> **Task instructions**
Please state the number of lines in the entries below where the word "callsFirst" appears. Include nothing else.

> **Stored data**

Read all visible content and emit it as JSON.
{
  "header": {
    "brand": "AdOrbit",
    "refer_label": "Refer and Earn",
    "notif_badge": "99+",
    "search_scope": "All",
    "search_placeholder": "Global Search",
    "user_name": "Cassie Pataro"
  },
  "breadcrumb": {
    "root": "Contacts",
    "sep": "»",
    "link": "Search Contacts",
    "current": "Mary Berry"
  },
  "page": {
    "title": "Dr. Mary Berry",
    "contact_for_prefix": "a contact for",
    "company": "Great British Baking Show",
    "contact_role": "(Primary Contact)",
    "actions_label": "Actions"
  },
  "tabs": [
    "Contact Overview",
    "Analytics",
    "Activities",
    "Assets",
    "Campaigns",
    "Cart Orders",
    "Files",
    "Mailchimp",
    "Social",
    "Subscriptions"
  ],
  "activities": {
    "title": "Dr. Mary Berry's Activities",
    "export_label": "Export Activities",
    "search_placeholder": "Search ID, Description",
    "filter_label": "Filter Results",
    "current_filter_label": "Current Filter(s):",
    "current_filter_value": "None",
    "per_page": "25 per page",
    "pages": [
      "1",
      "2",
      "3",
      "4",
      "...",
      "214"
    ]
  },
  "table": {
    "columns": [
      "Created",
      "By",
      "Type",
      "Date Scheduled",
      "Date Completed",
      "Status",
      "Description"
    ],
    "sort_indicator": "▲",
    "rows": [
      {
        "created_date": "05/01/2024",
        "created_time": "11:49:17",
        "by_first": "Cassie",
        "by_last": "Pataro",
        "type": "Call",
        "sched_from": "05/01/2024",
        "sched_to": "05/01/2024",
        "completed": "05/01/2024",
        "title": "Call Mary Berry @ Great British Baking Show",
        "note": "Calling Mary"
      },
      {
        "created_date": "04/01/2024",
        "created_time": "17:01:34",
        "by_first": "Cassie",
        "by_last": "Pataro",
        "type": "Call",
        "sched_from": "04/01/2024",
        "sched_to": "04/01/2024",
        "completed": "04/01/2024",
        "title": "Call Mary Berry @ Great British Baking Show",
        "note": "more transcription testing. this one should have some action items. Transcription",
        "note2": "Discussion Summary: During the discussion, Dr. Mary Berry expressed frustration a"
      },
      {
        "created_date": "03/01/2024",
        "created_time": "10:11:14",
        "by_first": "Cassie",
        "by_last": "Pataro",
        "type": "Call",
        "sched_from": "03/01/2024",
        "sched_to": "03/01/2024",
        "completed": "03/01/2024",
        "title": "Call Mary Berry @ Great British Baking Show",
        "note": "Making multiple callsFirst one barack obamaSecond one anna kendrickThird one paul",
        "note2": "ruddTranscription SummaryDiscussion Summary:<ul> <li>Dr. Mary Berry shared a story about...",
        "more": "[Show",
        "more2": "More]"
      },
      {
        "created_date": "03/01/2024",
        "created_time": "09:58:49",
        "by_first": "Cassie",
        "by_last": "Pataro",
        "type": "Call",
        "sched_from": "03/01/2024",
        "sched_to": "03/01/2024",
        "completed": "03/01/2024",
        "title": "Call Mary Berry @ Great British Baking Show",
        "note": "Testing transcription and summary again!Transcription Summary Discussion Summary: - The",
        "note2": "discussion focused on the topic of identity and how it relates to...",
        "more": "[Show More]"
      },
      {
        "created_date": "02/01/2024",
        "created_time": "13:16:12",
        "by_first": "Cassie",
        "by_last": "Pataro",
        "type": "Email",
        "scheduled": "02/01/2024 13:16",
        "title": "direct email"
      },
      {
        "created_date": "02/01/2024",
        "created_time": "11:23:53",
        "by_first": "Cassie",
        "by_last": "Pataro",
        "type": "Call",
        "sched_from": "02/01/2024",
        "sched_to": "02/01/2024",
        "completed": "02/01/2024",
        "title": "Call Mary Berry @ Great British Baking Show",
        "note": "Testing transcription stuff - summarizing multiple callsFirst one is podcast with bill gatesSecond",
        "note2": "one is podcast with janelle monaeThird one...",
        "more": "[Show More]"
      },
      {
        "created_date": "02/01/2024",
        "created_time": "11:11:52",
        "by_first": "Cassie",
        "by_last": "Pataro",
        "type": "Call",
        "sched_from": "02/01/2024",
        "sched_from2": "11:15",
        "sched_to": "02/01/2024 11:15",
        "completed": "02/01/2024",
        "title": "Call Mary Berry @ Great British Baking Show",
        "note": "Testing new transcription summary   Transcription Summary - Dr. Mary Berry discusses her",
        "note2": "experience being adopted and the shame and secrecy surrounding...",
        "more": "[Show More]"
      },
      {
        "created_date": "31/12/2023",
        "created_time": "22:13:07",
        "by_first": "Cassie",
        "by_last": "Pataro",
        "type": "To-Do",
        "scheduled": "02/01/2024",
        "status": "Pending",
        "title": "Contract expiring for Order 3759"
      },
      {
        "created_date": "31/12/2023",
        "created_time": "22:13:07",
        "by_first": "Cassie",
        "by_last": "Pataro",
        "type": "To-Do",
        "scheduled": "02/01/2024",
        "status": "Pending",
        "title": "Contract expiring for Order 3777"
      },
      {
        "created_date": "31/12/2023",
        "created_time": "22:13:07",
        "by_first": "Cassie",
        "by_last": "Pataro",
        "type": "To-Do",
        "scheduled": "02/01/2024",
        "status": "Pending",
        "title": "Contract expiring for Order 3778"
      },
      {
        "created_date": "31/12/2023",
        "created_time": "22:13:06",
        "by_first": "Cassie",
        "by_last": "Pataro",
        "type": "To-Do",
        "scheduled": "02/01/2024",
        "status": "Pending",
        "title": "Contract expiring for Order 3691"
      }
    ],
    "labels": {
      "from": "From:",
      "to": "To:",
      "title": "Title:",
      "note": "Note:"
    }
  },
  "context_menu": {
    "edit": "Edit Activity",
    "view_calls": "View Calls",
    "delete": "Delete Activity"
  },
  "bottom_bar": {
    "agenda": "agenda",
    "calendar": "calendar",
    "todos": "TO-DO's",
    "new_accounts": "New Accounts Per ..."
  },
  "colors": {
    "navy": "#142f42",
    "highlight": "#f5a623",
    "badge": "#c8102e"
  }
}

> **Solution for this exercise**
2